CIIG Merger Corp (NASDAQ:CIIC) will close its SPAC (special purpose acquisition company) merger with Arrival Group, a UK electric vehicle (EV) company, sometime in Q1 2021. CIIC stock has slowly been rising in anticipation of this event. I suspect it will continue to rise, like so many other EV stocks recently, especially those involved in SPAC mergers.
Ever since the merger deal was announced on Nov. 18 CIIC stock has been moving up, in fits and starts. For example, the stock peaked at $36.03 on Dec. 7, a gain of $25.48 or 237% from Nov. 17. This was the day before the merger was made public.
However, since then CIIC stock dropped to a recent low of $27.75 on Dec. 15, which seems to have formed a base for the shares. As of Friday, Dec. 18, it was up by 4.8% to $29.08.
Estimating Enterprise Value
As mentioned in my last article on CIIC stock, CIIG Merger Corp will have 606.179 million shares outstanding. This can be seen on page 42 of the slide presentation. When the merger closes, the symbol will change to ARVL.
Therefore, using the price of $29.08, CIIC stock (ARVL) will have a pro forma market capitalization of $17.627 billion. Moreover, we can also calculate its enterprise value by deducting the net cash the combined company will have at the close.
The same slide presentation says that the Arrival Group will have $669 million in cash at the combination of the SPAC and Arrival. As a result, the pro forma enterprise value is $16.958 billion.
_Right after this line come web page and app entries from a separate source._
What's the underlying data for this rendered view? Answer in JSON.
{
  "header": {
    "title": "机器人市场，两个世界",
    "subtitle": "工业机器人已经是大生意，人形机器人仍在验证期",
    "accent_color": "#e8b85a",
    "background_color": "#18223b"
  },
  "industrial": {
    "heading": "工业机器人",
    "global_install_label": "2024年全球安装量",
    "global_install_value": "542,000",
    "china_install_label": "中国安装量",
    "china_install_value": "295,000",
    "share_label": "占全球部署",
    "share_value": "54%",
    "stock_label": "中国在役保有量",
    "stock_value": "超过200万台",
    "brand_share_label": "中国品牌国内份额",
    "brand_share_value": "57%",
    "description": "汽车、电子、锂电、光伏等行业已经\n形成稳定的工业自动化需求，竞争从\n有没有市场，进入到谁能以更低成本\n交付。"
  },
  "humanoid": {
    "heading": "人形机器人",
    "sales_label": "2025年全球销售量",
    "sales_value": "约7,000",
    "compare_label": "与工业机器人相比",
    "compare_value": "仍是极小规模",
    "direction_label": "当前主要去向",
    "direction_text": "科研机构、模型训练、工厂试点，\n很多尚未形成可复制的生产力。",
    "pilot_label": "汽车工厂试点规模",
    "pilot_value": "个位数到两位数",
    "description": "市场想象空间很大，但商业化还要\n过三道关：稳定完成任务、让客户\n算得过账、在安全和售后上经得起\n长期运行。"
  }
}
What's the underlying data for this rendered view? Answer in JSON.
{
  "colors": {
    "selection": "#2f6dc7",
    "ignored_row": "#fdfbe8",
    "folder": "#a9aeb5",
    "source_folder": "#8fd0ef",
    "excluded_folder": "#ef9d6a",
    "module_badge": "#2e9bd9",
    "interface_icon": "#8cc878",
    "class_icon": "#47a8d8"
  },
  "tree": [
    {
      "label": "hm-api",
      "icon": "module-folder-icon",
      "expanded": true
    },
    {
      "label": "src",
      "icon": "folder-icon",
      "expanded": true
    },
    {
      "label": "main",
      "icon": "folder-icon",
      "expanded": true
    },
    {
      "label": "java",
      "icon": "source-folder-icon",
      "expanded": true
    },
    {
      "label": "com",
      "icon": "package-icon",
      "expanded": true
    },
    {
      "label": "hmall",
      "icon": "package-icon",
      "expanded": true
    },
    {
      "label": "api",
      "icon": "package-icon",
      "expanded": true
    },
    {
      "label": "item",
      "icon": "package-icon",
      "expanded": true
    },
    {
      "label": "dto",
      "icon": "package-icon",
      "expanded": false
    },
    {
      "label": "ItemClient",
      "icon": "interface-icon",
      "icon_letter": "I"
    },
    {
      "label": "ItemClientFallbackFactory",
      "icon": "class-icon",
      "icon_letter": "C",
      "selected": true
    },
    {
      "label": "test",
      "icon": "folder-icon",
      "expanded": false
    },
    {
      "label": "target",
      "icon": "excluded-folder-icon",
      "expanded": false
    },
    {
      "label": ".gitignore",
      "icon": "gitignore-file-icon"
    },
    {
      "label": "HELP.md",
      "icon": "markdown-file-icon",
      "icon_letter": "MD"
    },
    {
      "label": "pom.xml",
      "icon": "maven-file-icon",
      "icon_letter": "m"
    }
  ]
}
This is 315% higher than the $5.392 billion enterprise value used in the public announcement or the slide presentation on page 41. The main reason is that CIIC stock (later ARVL stock) is up by 291% since the $10 per IPO price for CIIC stock. That was the price assumed in the original announcement on Nov. 18.
Present Value EV-to-Sales
But here is the main point about the valuation. In its presentation, Arrival says it expects to make $14.135 billion in sales by the year 2024, or three years in the future. This forecast is on page 40 of the slide presentation. Most of these sales will be from electric vans, large vans and buses.
Therefore, its EV-to-sales multiple is just 1.20 times (i.e., $16.958 billion EV divided by $14.135 billion in 2024 sales). This is basically not that expensive a ratio. The market, for example, could easily end up paying 1.5 to 2 times sales, at least on a present value basis.
For example, the present value of 2024 sales, at a 15% discount rate means that the $14.135 in 2024 sales are worth only 57.175% of that right now. This is due to the opportunity cost, or inflation and risk element forecasting sales three years in the future. That brings the present value of its 2024 sales to $8.08 billion.
As a result, the revised EV-to-sales multiple is 2.1 times. In other words, it seems at this price, CIIC stock looks to be at full value. That is the same conclusion I reached in my last article on the stock.
What to Do With CIIC Stock
Mainly due to momentum investing and other growth stock strategies, it is possible that CIIC stock could still keep on rising. It is completely possible that a hot stock like this can move into overvaluation territory.
Therefore, just because I say that the stock is now at full value does not mean it will get even more overvalued. The truth is that this often happens.
Moreover, it’s not as if this situation is static. Over time, as the company’s sales grow, the stock will no longer be at full value. In fact, frankly, depending on how far out you want to forecast sales, and then discount this to the present, CIIC stock could seem undervalued.
Many EV stock investors like to look out 10 years in the future when forecasting EV sales. The idea is that over time the level of EV adoption or penetration in society will increase on an exponential basis. So, even though these outlying years have higher discount factors, the present value of the stock rises.
That is why even though it looks to be at full value, it’s still likely the stock will rise over time. This is also more likely to happen as the actual merger date approaches in Q1 2021.
In the date of publication, Mark R. Hake did not have (either directly or indirectly) any positions in any of the securities mentioned in this article.